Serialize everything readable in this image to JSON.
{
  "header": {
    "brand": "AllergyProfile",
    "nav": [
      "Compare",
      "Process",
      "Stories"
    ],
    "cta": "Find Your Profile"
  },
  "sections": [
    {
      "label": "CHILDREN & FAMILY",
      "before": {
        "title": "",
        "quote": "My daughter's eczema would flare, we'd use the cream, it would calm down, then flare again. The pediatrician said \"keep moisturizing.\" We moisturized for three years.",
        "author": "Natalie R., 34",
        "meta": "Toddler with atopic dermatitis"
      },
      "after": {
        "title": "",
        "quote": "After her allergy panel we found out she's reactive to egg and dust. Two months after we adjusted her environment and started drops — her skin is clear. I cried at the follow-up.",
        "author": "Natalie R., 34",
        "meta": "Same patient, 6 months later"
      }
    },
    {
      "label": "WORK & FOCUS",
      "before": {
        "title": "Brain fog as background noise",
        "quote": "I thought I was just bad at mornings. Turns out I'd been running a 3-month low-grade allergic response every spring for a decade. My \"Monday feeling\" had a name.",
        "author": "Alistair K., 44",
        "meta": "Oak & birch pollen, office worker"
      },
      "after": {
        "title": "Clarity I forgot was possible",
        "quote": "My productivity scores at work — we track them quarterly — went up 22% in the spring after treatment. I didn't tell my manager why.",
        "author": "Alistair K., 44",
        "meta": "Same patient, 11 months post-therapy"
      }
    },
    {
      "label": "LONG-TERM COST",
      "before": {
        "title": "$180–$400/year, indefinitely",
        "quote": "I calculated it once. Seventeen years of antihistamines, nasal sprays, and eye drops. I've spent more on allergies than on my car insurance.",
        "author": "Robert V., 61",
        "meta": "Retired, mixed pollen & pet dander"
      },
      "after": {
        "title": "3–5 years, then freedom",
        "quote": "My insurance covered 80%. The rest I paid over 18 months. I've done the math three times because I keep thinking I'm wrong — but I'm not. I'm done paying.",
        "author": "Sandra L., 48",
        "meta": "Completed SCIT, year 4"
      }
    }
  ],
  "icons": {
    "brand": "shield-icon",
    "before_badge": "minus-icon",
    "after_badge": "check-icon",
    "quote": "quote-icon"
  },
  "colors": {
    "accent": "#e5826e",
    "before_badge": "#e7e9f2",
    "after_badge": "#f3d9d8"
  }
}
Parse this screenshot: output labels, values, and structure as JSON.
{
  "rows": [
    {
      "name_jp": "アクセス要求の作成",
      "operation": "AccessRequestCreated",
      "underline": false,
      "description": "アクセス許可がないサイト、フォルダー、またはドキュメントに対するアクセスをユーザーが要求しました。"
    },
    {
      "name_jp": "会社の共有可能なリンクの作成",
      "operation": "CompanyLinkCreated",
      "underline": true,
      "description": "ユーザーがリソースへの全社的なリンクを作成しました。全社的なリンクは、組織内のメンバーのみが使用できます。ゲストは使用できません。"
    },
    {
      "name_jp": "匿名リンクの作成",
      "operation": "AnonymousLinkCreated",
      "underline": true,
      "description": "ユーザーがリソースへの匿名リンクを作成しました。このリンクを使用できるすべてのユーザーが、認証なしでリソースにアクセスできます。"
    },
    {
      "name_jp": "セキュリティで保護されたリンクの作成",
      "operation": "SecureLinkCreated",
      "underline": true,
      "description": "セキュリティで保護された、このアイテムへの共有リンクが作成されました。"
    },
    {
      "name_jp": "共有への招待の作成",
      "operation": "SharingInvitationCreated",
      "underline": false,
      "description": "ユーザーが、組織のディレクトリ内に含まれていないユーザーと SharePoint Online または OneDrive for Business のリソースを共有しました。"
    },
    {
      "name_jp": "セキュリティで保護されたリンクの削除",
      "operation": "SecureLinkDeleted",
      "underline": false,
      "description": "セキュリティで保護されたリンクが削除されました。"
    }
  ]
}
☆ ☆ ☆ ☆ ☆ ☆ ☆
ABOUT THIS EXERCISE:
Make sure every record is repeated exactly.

EXPECTED ANSWER:
Serialize everything readable in this image to JSON.
{
  "header": {
    "brand": "AllergyProfile",
    "nav": [
      "Compare",
      "Process",
      "Stories"
    ],
    "cta": "Find Your Profile"
  },
  "sections": [
    {
      "label": "CHILDREN & FAMILY",
      "before": {
        "title": "",
        "quote": "My daughter's eczema would flare, we'd use the cream, it would calm down, then flare again. The pediatrician said \"keep moisturizing.\" We moisturized for three years.",
        "author": "Natalie R., 34",
        "meta": "Toddler with atopic dermatitis"
      },
      "after": {
        "title": "",
        "quote": "After her allergy panel we found out she's reactive to egg and dust. Two months after we adjusted her environment and started drops — her skin is clear. I cried at the follow-up.",
        "author": "Natalie R., 34",
        "meta": "Same patient, 6 months later"
      }
    },
    {
      "label": "WORK & FOCUS",
      "before": {
        "title": "Brain fog as background noise",
        "quote": "I thought I was just bad at mornings. Turns out I'd been running a 3-month low-grade allergic response every spring for a decade. My \"Monday feeling\" had a name.",
        "author": "Alistair K., 44",
        "meta": "Oak & birch pollen, office worker"
      },
      "after": {
        "title": "Clarity I forgot was possible",
        "quote": "My productivity scores at work — we track them quarterly — went up 22% in the spring after treatment. I didn't tell my manager why.",
        "author": "Alistair K., 44",
        "meta": "Same patient, 11 months post-therapy"
      }
    },
    {
      "label": "LONG-TERM COST",
      "before": {
        "title": "$180–$400/year, indefinitely",
        "quote": "I calculated it once. Seventeen years of antihistamines, nasal sprays, and eye drops. I've spent more on allergies than on my car insurance.",
        "author": "Robert V., 61",
        "meta": "Retired, mixed pollen & pet dander"
      },
      "after": {
        "title": "3–5 years, then freedom",
        "quote": "My insurance covered 80%. The rest I paid over 18 months. I've done the math three times because I keep thinking I'm wrong — but I'm not. I'm done paying.",
        "author": "Sandra L., 48",
        "meta": "Completed SCIT, year 4"
      }
    }
  ],
  "icons": {
    "brand": "shield-icon",
    "before_badge": "minus-icon",
    "after_badge": "check-icon",
    "quote": "quote-icon"
  },
  "colors": {
    "accent": "#e5826e",
    "before_badge": "#e7e9f2",
    "after_badge": "#f3d9d8"
  }
}
Parse this screenshot: output labels, values, and structure as JSON.
{
  "rows": [
    {
      "name_jp": "アクセス要求の作成",
      "operation": "AccessRequestCreated",
      "underline": false,
      "description": "アクセス許可がないサイト、フォルダー、またはドキュメントに対するアクセスをユーザーが要求しました。"
    },
    {
      "name_jp": "会社の共有可能なリンクの作成",
      "operation": "CompanyLinkCreated",
      "underline": true,
      "description": "ユーザーがリソースへの全社的なリンクを作成しました。全社的なリンクは、組織内のメンバーのみが使用できます。ゲストは使用できません。"
    },
    {
      "name_jp": "匿名リンクの作成",
      "operation": "AnonymousLinkCreated",
      "underline": true,
      "description": "ユーザーがリソースへの匿名リンクを作成しました。このリンクを使用できるすべてのユーザーが、認証なしでリソースにアクセスできます。"
    },
    {
      "name_jp": "セキュリティで保護されたリンクの作成",
      "operation": "SecureLinkCreated",
      "underline": true,
      "description": "セキュリティで保護された、このアイテムへの共有リンクが作成されました。"
    },
    {
      "name_jp": "共有への招待の作成",
      "operation": "SharingInvitationCreated",
      "underline": false,
      "description": "ユーザーが、組織のディレクトリ内に含まれていないユーザーと SharePoint Online または OneDrive for Business のリソースを共有しました。"
    },
    {
      "name_jp": "セキュリティで保護されたリンクの削除",
      "operation": "SecureLinkDeleted",
      "underline": false,
      "description": "セキュリティで保護されたリンクが削除されました。"
    }
  ]
}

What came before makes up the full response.